_WHAT TO PRODUCE_:
I need each line of the entries below that includes the string "icon".

_RECORDS SHOWN_:
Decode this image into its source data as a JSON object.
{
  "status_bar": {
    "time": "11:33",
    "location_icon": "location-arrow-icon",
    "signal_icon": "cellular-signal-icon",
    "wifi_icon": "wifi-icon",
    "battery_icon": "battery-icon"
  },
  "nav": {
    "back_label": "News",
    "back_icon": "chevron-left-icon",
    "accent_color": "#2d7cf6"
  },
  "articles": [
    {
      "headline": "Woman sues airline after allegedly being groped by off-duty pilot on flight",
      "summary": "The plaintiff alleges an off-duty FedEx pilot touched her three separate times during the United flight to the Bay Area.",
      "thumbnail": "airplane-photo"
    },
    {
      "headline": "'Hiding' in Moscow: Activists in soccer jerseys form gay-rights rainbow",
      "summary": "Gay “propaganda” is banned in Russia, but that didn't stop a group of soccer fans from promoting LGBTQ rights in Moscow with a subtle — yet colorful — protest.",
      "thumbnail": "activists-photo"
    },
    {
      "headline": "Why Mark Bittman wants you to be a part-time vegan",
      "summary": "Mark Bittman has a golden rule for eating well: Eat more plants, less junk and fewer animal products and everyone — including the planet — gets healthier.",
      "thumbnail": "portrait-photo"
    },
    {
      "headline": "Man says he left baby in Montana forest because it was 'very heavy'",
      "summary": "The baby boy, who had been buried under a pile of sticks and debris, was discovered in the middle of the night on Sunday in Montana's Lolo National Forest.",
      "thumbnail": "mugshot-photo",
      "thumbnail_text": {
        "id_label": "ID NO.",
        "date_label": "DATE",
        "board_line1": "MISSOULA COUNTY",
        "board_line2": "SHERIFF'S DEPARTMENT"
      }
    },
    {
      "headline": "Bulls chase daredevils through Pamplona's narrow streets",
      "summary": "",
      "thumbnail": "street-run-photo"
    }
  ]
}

_WRITTEN SOLUTION_:
    "location_icon": "location-arrow-icon",
    "signal_icon": "cellular-signal-icon",
    "wifi_icon": "wifi-icon",
    "battery_icon": "battery-icon"
    "back_icon": "chevron-left-icon",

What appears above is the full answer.